[CBD] and secondary cannabinoids like [terpenes] activate endocannabinoid [receptors] in the nervous system, which helps to reduce pain and stress associated with anorexia. Medical marijuana helps to encourage eating in anorexia patients and improves symptoms of depression and anxiety. In fact, CBD has amazingly shown improvement in chronic conditions such as Parkinson’s disease, Alzheimer’s disease, and rheumatoid arthritis thanks to its neuroprotective properties.


Marijuana will affect individuals uniquely according to a variety of factors including strain, dosage, emotional state, and method of administration. Consult with a physician and medical marijuana professional about using cannabis. Follow the links below to strains that have been reported to help others with eating disorders such as anorexia.


·   [[5th Element]]

·   [[Aberdeen]]

·   [[Afghan Haze]]

·   [[Afternoon Delight]]

·   [[Agent Tangie]]

·   [[Albert Walker]]

·   [[Alien Abduction]]

·   [[Alien Bubba]]

·   [[Alien Reunion]]

·   [[Alien Stardawg]]

·   [[Ambrosia]]

·   [[Apollo 13]]

·   [[Appalachia]]

·   [[Applegate Apple]] Cheese

·   [[Arjan’s Ultra Haze #1]]

·   [[Ash]]

·   [[Atmosphere]]

·   [[Batman OG]]

·   [[BC Roadkill]]

·   [[Berry Bomb]]



Eating Disorder Statistics (2017) http/::www.anad.org:get-information:about-eating-disorders:eating-disorders-statistics:

Eating Disorder Types and Symptoms (2017)  http/::www.anad.org:get-information:about-eating-disorders:eating-disorder-types-and-symptoms:

Anorexia nervosa – Causes (2017) http/::www.nhs.uk:Conditions:Anorexia-nervosa:Pages:Causes.aspx

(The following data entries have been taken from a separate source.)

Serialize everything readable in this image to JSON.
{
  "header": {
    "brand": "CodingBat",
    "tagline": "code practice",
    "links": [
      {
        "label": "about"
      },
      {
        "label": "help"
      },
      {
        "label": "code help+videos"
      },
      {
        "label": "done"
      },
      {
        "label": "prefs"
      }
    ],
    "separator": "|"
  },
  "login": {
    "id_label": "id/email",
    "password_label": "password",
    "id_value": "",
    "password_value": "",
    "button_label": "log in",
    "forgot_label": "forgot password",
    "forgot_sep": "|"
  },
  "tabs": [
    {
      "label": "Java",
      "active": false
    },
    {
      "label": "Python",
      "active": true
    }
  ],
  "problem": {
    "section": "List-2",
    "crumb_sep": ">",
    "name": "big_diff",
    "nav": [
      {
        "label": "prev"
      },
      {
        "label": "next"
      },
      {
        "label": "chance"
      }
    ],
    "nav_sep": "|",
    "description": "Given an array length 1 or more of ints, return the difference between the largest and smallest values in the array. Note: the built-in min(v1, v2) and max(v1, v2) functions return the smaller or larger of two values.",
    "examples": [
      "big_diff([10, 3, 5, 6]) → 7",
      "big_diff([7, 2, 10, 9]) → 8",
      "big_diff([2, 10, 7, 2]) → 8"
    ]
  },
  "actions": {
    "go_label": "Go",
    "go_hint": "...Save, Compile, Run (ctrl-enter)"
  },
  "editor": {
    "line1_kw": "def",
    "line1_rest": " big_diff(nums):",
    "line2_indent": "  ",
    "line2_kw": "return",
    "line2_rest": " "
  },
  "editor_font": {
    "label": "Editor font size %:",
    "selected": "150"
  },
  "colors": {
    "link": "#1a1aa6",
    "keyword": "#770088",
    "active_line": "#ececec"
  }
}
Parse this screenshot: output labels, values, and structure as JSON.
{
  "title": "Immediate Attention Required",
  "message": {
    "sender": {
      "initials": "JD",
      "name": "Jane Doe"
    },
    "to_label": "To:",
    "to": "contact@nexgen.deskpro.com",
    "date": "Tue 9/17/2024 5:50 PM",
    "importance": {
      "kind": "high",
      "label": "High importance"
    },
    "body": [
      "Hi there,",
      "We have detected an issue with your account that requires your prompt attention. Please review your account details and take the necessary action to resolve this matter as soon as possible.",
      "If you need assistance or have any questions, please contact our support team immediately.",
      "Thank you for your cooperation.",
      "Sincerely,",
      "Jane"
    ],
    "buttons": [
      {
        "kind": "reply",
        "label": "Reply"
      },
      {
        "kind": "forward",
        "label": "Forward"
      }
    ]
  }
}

Miller, Sara G. (2016) Web


Berry, Ellot M., Mechoulam, Raphael. (2002) Pharmacology & Therapeutics C95 Issue 2 Tetrahydrocannabinol and endocannabinoids in feeding and appetite. http://www.sciencedirect.com/science/article/pii/S0163725802002577

Hayakawa, Kazuhide. (2010) Therapeutic Potential of Non-Pychotropic Cannabidiol in Ischemic Stroke


Top Strains That May Help With Anorexia